In this month's edition of the Intangible Cultural Heritage Update for Newfoundland and Labrador, we present a review of the ICH workshop held in North West River, Labrador; our summer intern Joelle Carey reviews the Make and Break Festival in Bonavista; we introduce our occasional papers publication series; and Nicole Penney discusses the sewing of pillow tops by men working in the lumber woods, and how it served as a means of group socialization.
It has been a busy few months for the ICH office at the Heritage Foundation of Newfoundland and Labrador (HFNL), and we are gearing up for a very busy summer. In this edition of the Intangible Cultural Heritage Update, there are a few big announcements, including the accreditation of the Heritage Foundation of Newfoundland and Labrador by UNESCO, and the launch of our 2012 Folklife Festival, which this year will take place in Bonavista on August 4th, with a celebration of Newfoundland’s iconic make and break boat engine.

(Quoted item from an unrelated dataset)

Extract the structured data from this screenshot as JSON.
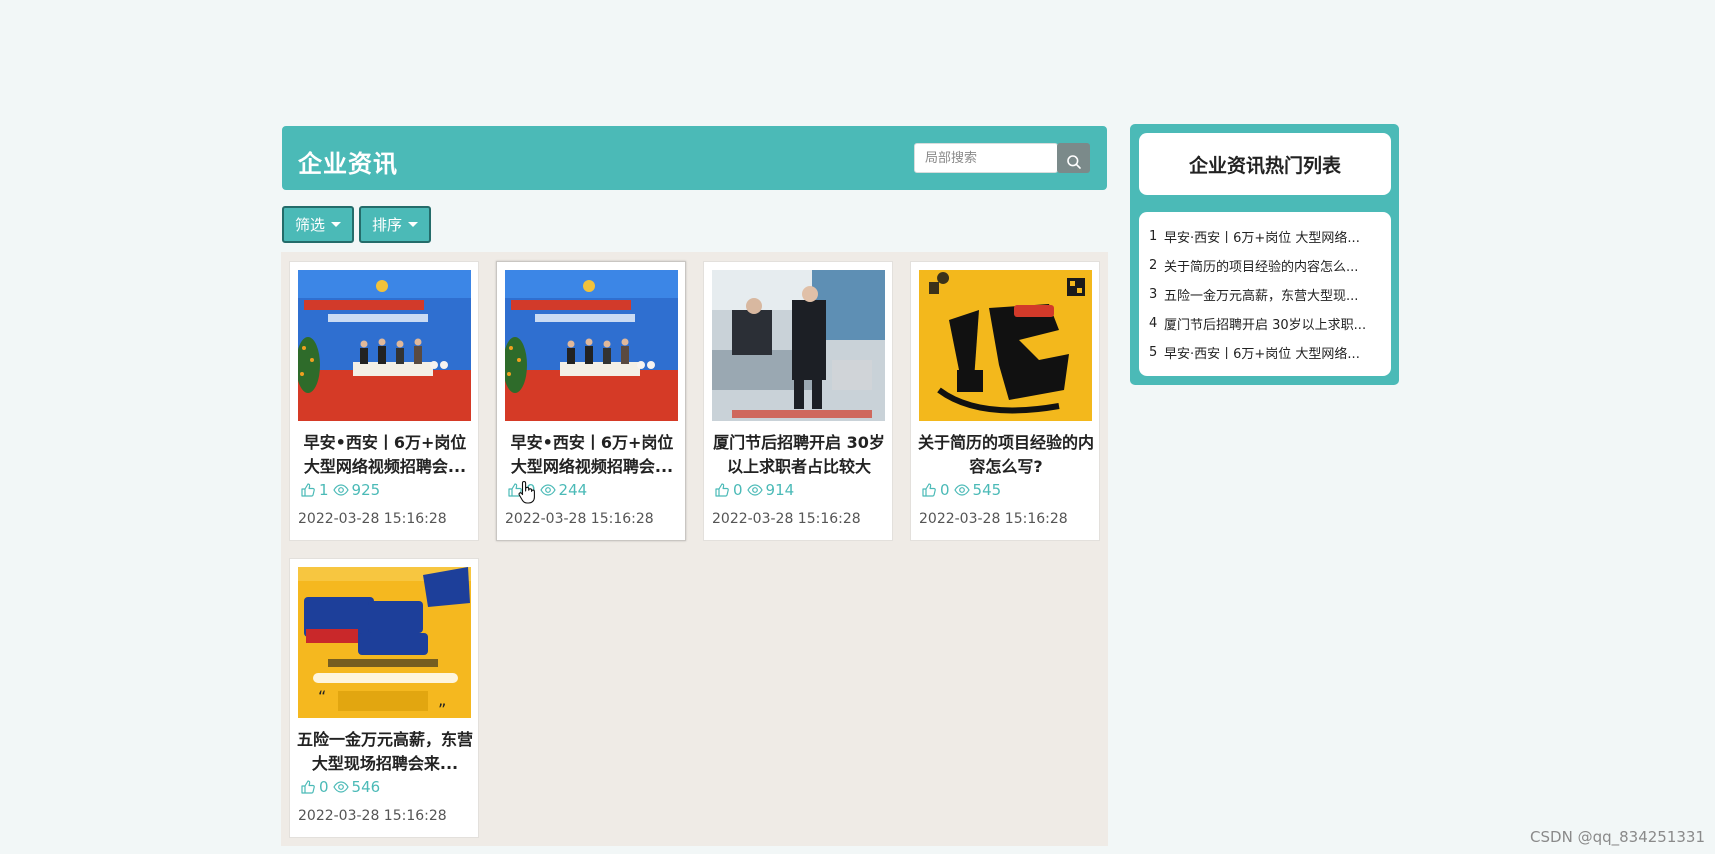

We also go looking for supernatural stories and local songs in Bay Roberts, and gather information about HFNL's historic plaque program.
- The Heritage Foundation of Newfoundland and Labrador -
- recognizes iconic marine engines in 2012 Provincial Folklife Festival -
There is a sound that was once ubiquitous to the waters in Newfoundland that has sparked the interest of the Heritage Foundation of Newfoundland and Labrador (HFNL). Putt-putt; putt-putt – the sound of Make and Break engines once filled the skies from dawn to dusk as busy fisherman worked to sustain their families and their island.
This summer HFNL wants to restore the interest that Newfoundlanders once had in these rhythmic engines. A series of oral history interviews, to be conducted throughout the island, will lead up to the 2012 Provincial Folklife Festival in Bonavista, which will focus on the iconic marine engines. Events for the festival will be held on Saturday, August 4 in Bonavista, as part of the town’s inaugural Church Street Festival.
Joelle Carey is a public folklore intern with HFNL and a graduate student in Memorial University’s Department of Folklore.
“By working on this project we hope to promote the marine history of the province,” says Carey. “It’s a great opportunity to get people talking about these engines that are such an important part of life in Newfoundland and Labrador.”
The oral history project will take the form of interviews conducted by Carey throughout the summer months. These interviews, along with pictures of the motors found, will then be added to Memorial University’s Digital Archives Initiative. This archive will be accessible to the public online.
The Heritage Foundation has secured the partnership of Parks Canada through association with Ryan Premises National Historic Site in Bonavista.
“Through the many conversations I have had in organizing this event, I am repeatedly inspired by the glazed-eyes that come over people and the small smiles that appear on their faces as they recall their particular fond memories of times spent on or near the water,” says Pat Carroll, with Parks Canada.
“The Ryan Premises National Historic Site of Canada is honoured to be a part of this event,” says Carroll, “and to have a role in the celebration and rejuvenation of one of the resounding traditions of Newfoundland and Labrador, Atlantic Canada and of the whole of Canada.”
The festival events will take place in Bonavista on August 4 and will include a Make and Break flotilla and a parts swap.
HFNL would like to hear from anyone with memories or an interest in Make and Break engines. If you are interested in getting involved by sharing your stories or if you have an engine, please email firstname.lastname@example.org or call, toll free, 1-888-739-1892 ext. 5.
There is a distinct sound that can be heard on the waters around Newfoundland and Labrador, putt-putt, putt-putt; the sounds of an antique “make and break” engine cuts through the air. At one time this sound was ubiquitous to small fishing communities throughout the province, but now the rhythmic chugging of the make and break is to be cherished when heard.
Make and break inboard motors were among the first technological advances to help revolutionize fishing in Newfoundland and Labrador. They allowed fishermen to save their strength for fishing, not wasting it on paddling or hauling sails as they had done before. Most often installed in trap skiffs, the hull was first cut to accommodate water intake and output, which helped cool the engine. The large motor was then bolted to the inside of the boat, usually in a motor house, with the propeller advancing through the stern, driving the vessel forward. These dependable, sturdy, single cylinder, gasoline engines have been called many names, and while make and break is the most common, putt-putt engine, one-liners, or pik-a-puk, are all used to describe the same type of engine.
Do you, or someone you know, have a make and break engine? If so, we would love to hear from you! The Heritage Foundation of Newfoundland and Labrador is looking for running engines and stories from their owners. If you have an engine or a memory to share, please email email@example.com or call, toll free, 1-888-739-1892 ext. 5.